Power plan ‘a setback for sustainable energy’
Greenpeace finds little to commend about fossilfueldependent approach to future.
ENVIRONMENTAL watchdog Greenpeace has called Thailand’s Power Development Plan 2018 (PDP) “sugar-coated” despite its embrace of more renewable energy, saying it still hinders efforts to reduce greenhouse-gas emissions.
The Energy Policy and Planning Office (EPPO), which drafted the PDP, affirmed at public hearings last week that it had removed plans for the Krabi and Thepa coal-fired power plants from the document. It said natural gas would remain the primary fuel for power generation, renewable energy would play a 20-per-cent larger role, and more electricity would be derived from private solar-panel rooftops.
Nevertheless, environmentalists remain sceptical, musing about “hidden agendas” within the PDP.
Tara Buakamsri, Thailand director for Greenpeace, said yesterday fossil fuels and other harmful sources of energy – such as waste and hydropower – still dominated the PDP. The approach would not only hinder progress on achieving the Paris Agreement’s goal for stabilising climate change, he said, it would jeopardise sustainable-energy development and “environmental justice”.

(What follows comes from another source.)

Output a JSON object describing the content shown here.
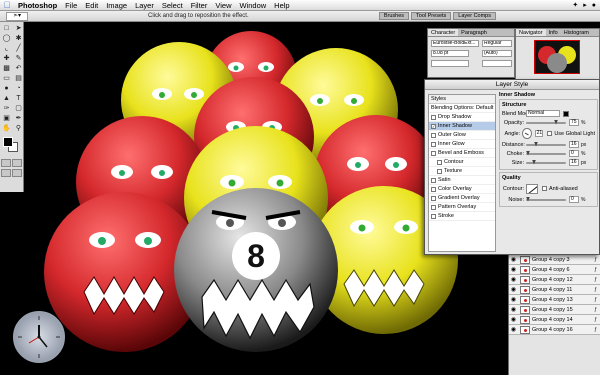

“The energy sector is by far the largest greenhouse-gas producer, so the PDP has very strong influence over the country’s efforts to reduce emissions and prevent severe global warming beyond two degrees Celsius,” Tara said.

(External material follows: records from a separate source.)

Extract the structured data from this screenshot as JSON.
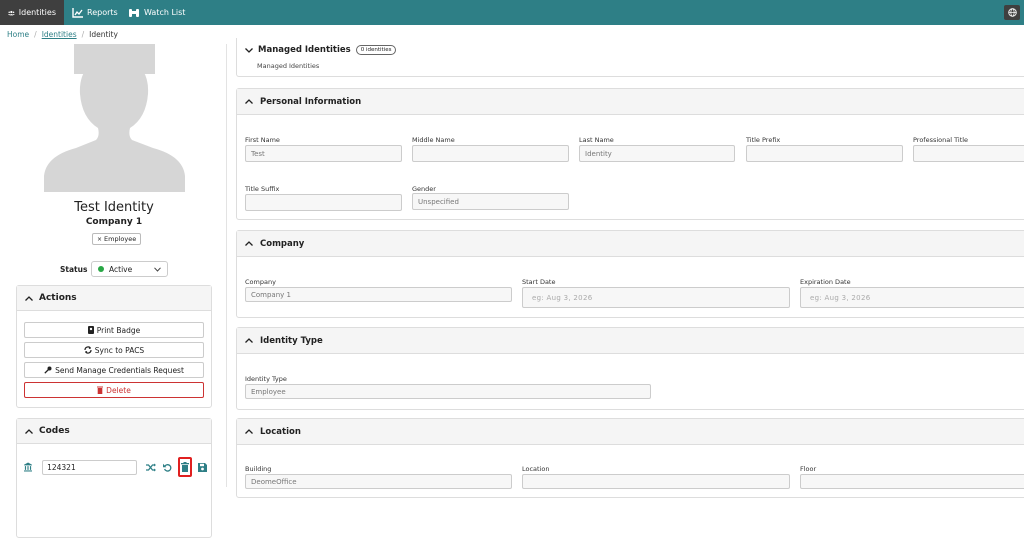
{
  "nav": {
    "items": [
      {
        "label": "Identities"
      },
      {
        "label": "Reports"
      },
      {
        "label": "Watch List"
      }
    ]
  },
  "breadcrumb": {
    "home": "Home",
    "identities": "Identities",
    "current": "Identity"
  },
  "profile": {
    "name": "Test Identity",
    "company": "Company 1",
    "tag": "Employee",
    "status_label": "Status",
    "status_value": "Active"
  },
  "actions": {
    "title": "Actions",
    "print_badge": "Print Badge",
    "sync": "Sync to PACS",
    "send_request": "Send Manage Credentials Request",
    "delete": "Delete"
  },
  "codes": {
    "title": "Codes",
    "value": "124321"
  },
  "managed": {
    "title": "Managed Identities",
    "badge": "0 identities",
    "subtitle": "Managed Identities"
  },
  "personal": {
    "title": "Personal Information",
    "first_name_label": "First Name",
    "first_name": "Test",
    "middle_name_label": "Middle Name",
    "middle_name": "",
    "last_name_label": "Last Name",
    "last_name": "Identity",
    "title_prefix_label": "Title Prefix",
    "title_prefix": "",
    "professional_title_label": "Professional Title",
    "professional_title": "",
    "title_suffix_label": "Title Suffix",
    "title_suffix": "",
    "gender_label": "Gender",
    "gender": "Unspecified"
  },
  "company": {
    "title": "Company",
    "company_label": "Company",
    "company_value": "Company 1",
    "start_label": "Start Date",
    "start_placeholder": "eg: Aug 3, 2026",
    "expiration_label": "Expiration Date",
    "expiration_placeholder": "eg: Aug 3, 2026"
  },
  "identity_type": {
    "title": "Identity Type",
    "label": "Identity Type",
    "value": "Employee"
  },
  "location": {
    "title": "Location",
    "building_label": "Building",
    "building_value": "DeomeOffice",
    "location_label": "Location",
    "floor_label": "Floor"
  },
  "colors": {
    "nav_bg": "#2e7f86",
    "active_nav": "#3f3f3f",
    "danger": "#cc3333",
    "highlight": "#e02020",
    "status_dot": "#28a745"
  }
}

“But it is now clear that the Thai authorities are not really serious about pursuing Paris Agreement goals, because the PDP contains many serious flaws that will backfire and hurt the global struggle to minimise the impacts of climate change.”
EPPO said the PDP was revised to reflect shifting conditions, in which renewable energy, especially solar photovoltaic (PV) energy, has become much cheaper and more widely accessible to all. Thus, renewable energy’s share of total power sources will be increased to 18 per cent, or 20,757 megawatts, by 2037.
And 10,000 megawatts from renewable energy will be earmarked for the private sector’s solar PV, the agency said.
EPPO deputy secretary-general Wattanapong Kurovat stressed that the PDP’s main objective was to ensure that each region has enough power and stable sources. It was thus important for every region to have its own base-load power plants as reliable sources, he said.
However, because proposals for new coal-fired plants have drawn strong opposition and two such plants listed in the 2015 PDP were shelved, Wattanapong said, natural gas remains the primary fuel for generating electricity. It has a 53-per-cent share of overall power generation in the new PDP, up from 30 per cent previously, while coal’s share has dropped from 23 per cent in 2015 to 12 per cent.
To fill the electricity gap left by cancelling the Krabi and Thepa coal plants, which were expected to generate 870 and 2,200 megawatts respectively by burning imported coal, two 700-megawatt gas-power plants will be built in Surat Thani, he said. These will ensure energy stability for the South.
“With many improvements made in electricity-generation plans for the next 20 years, we are delighted to report that PDP2018 will lower greenhouse-gas emissions compared to the previous plan,” Wattanapong said.
“If this revised PDP is fully implemented, Thailand’s electricity generation sector will only release 103.248 million tonnes of CO2 equivalent by 2036, which is lower than the estimated greenhouse-gas emission under PDP2015 for the same period, of 104.075 million tonnes.”
Tara said that, despite the reduction in coal dependency, Thailand remains overly reliant on natural gas, which also emits significant amounts of greenhouse gases when it’s burned, contributing further to climate change.
“And many people are also suspicious as to whether the Krabi and Thepa plants are truly off the table, because Strategic Environmental Assessments on those projects are still continuing and those findings could be used to revive proposals for the two plants,” he said. Tara also claimed that some of the renewable energy sources and electricity that the PDP envisions being purchased from neighbouring countries are not actually clean or environmentally friendly.
The document includes waste-to-energy plants producing 400 megawatts, for example, which are neither clean nor safe for either the environment or public health. The waste burned to produce energy releases massive amounts of greenhouse gases, Tara said.
“Even buying hydropower from neighbouring countries is not clean or cheap, as the authorities say,” he added, pointing out how dams outside Thailand still cause severe suffering for Thais and the environment here.
“This is why the authorities must make sure that the PDP is consistent with global climate-change-mitigation goals and include genuine public participation.”